Fenestration is regular and symmetrical with a variety of window and door openings. The main facade contains three tripartite round-arched window openings with one-over-one double-hung sash. Four of the building's arched openings, located in the flanking wings of the structure, contain wooden sliding doors paneled with diagonal siding. Rectangular paneled doors with segmentally arched transoms are located in each flanking wing in the northeast and southwest elevations. The depot's office contains segmentally arched nine-over-nine and six-over-six double hung wooden sash windows.

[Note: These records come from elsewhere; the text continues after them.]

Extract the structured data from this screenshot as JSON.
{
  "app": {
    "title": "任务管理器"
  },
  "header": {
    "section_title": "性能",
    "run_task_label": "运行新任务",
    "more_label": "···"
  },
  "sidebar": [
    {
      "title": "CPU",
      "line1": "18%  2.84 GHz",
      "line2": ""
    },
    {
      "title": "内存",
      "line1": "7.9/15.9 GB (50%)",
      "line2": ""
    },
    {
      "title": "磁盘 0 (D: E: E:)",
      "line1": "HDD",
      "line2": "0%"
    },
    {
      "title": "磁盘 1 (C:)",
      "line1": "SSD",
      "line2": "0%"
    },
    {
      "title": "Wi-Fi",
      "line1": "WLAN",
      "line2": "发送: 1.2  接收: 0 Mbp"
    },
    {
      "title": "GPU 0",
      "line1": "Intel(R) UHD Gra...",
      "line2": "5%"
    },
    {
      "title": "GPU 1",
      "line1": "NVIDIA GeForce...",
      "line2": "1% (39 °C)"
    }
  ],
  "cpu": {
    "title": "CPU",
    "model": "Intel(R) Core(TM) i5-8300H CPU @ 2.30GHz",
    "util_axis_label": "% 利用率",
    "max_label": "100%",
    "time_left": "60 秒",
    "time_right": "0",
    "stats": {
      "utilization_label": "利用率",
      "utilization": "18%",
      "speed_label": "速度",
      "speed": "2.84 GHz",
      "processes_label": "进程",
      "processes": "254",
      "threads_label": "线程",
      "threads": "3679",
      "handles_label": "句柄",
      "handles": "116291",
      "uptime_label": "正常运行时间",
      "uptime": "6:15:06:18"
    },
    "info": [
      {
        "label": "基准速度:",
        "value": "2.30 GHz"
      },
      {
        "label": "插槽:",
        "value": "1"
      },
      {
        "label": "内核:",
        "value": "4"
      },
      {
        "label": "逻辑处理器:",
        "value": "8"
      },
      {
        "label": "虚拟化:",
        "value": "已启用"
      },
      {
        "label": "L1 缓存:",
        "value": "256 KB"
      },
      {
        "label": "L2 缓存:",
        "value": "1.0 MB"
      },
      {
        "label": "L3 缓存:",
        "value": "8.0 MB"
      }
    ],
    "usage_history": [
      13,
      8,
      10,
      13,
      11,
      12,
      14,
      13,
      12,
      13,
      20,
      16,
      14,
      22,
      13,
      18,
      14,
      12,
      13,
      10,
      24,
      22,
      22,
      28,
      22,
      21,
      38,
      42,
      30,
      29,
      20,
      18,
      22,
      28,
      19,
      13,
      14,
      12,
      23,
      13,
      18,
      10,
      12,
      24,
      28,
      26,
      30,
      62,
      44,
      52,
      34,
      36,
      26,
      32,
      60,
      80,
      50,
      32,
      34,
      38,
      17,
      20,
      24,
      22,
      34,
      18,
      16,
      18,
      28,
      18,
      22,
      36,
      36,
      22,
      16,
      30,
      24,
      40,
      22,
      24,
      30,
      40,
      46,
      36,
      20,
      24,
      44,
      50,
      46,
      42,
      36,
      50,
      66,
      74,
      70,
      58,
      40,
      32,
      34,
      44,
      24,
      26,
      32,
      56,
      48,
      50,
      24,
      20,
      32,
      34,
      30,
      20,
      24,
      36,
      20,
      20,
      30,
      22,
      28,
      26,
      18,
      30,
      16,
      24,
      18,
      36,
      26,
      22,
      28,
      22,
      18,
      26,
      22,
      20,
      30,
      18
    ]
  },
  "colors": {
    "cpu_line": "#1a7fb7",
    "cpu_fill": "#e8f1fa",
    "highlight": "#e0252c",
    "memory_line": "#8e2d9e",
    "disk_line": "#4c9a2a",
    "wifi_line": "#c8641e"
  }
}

The general waiting room, 33' x 36', is located in the center of the rectangular main block. The walls and cove ceiling are made of painted plaster, as they are throughout the facility. The lower portions of the walls are delineated by chair rails and wainscoting. The interior wooden moldings, found around windows, doors, baseboards and arches, are made of oak and are intact. A lobby and ticket office are situated at the building's northwest end, next to the general waiting room, and the baggage room is located in the outer portion of the northwest end of the building.
Southeast of the general waiting room is a ladies' waiting room, a smoking room and restroom facilities. At the extreme southeast end of the building is the express office. The depot contains a hot water heating system and electrical lighting.
The interior of the depot is virtually intact with no major alterations. Some deterioration, primarily water damage, is evident due to the fact that the facility has been vacant for several years and needs basic maintenance. The depot is currently privately owned and is slated for restoration and adaptive reuse.